● **Supplied records**
☆ ☆ ☆ ☆ ☆
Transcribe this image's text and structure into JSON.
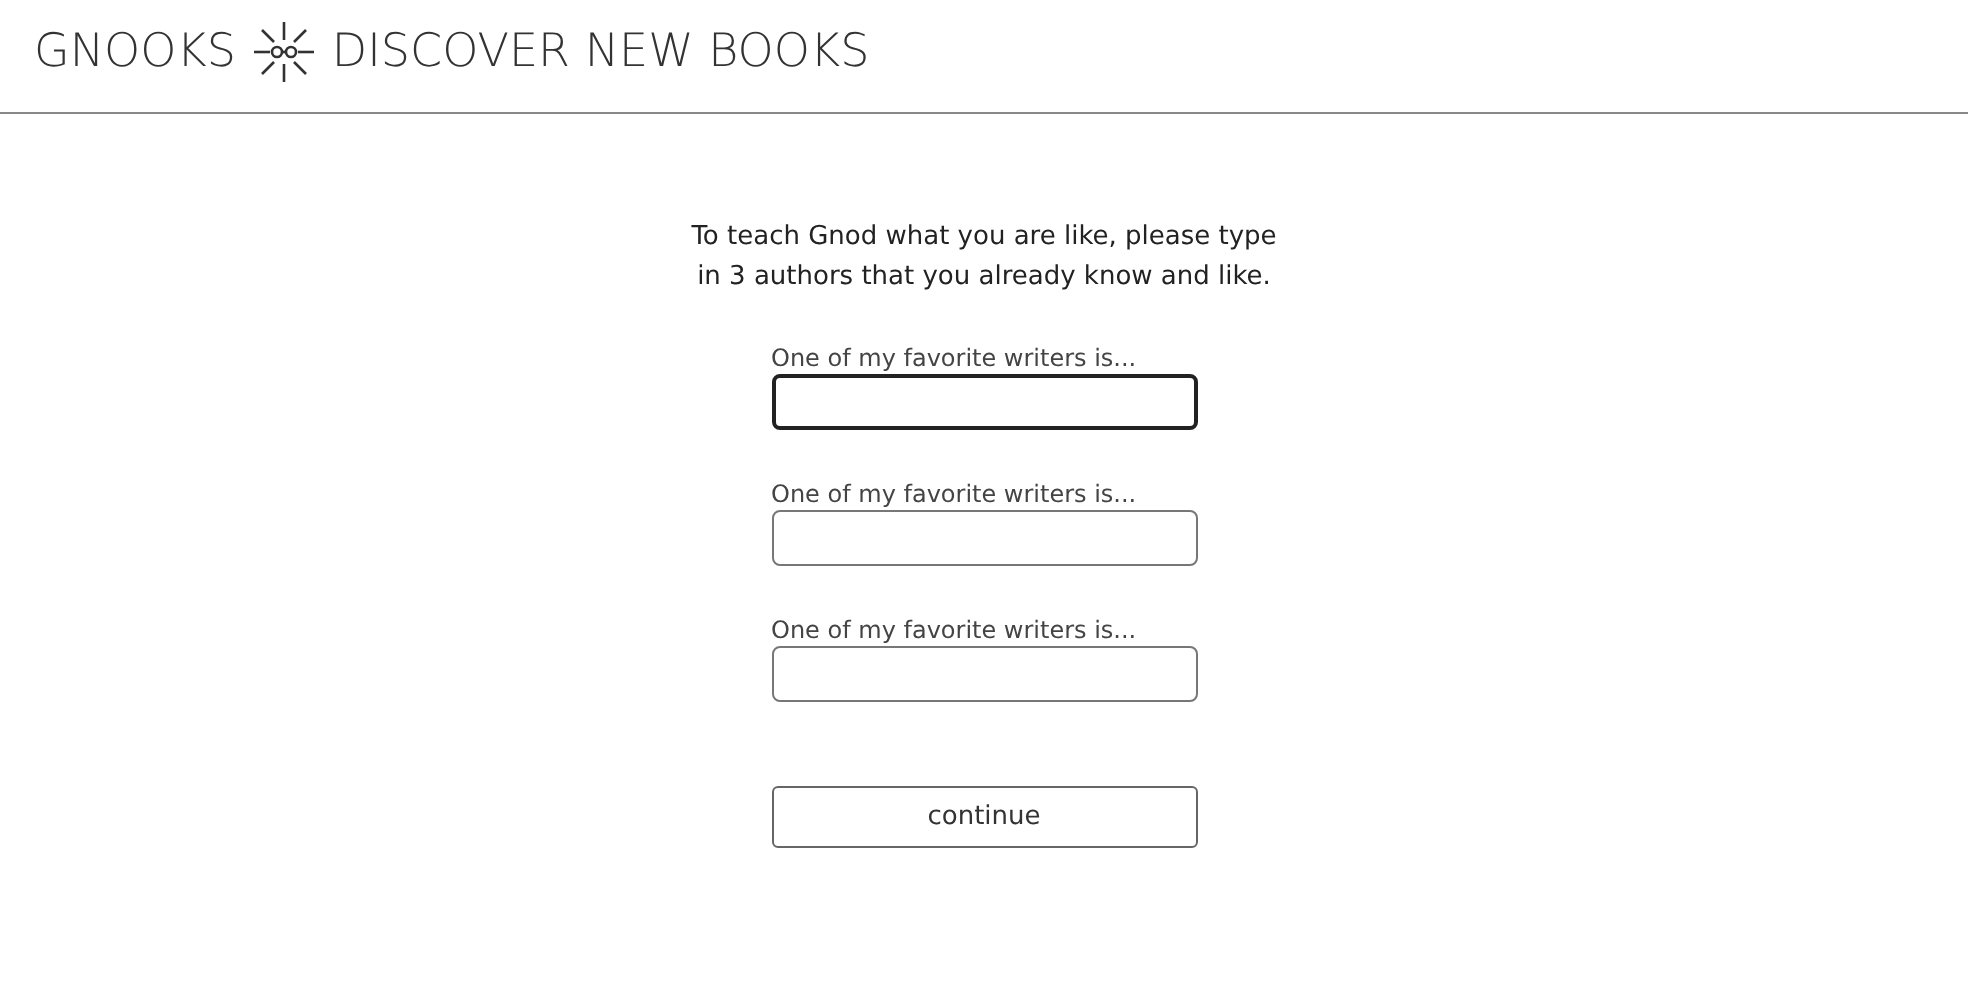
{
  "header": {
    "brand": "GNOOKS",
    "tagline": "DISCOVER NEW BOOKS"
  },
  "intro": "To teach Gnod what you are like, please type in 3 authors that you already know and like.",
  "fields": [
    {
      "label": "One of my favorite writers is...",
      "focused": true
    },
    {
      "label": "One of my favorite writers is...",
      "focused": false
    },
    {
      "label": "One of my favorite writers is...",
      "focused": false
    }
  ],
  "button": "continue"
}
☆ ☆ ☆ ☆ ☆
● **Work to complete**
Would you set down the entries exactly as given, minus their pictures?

● **Task response**
Transcribe this image's text and structure into JSON.
{
  "header": {
    "brand": "GNOOKS",
    "tagline": "DISCOVER NEW BOOKS"
  },
  "intro": "To teach Gnod what you are like, please type in 3 authors that you already know and like.",
  "fields": [
    {
      "label": "One of my favorite writers is...",
      "focused": true
    },
    {
      "label": "One of my favorite writers is...",
      "focused": false
    },
    {
      "label": "One of my favorite writers is...",
      "focused": false
    }
  ],
  "button": "continue"
}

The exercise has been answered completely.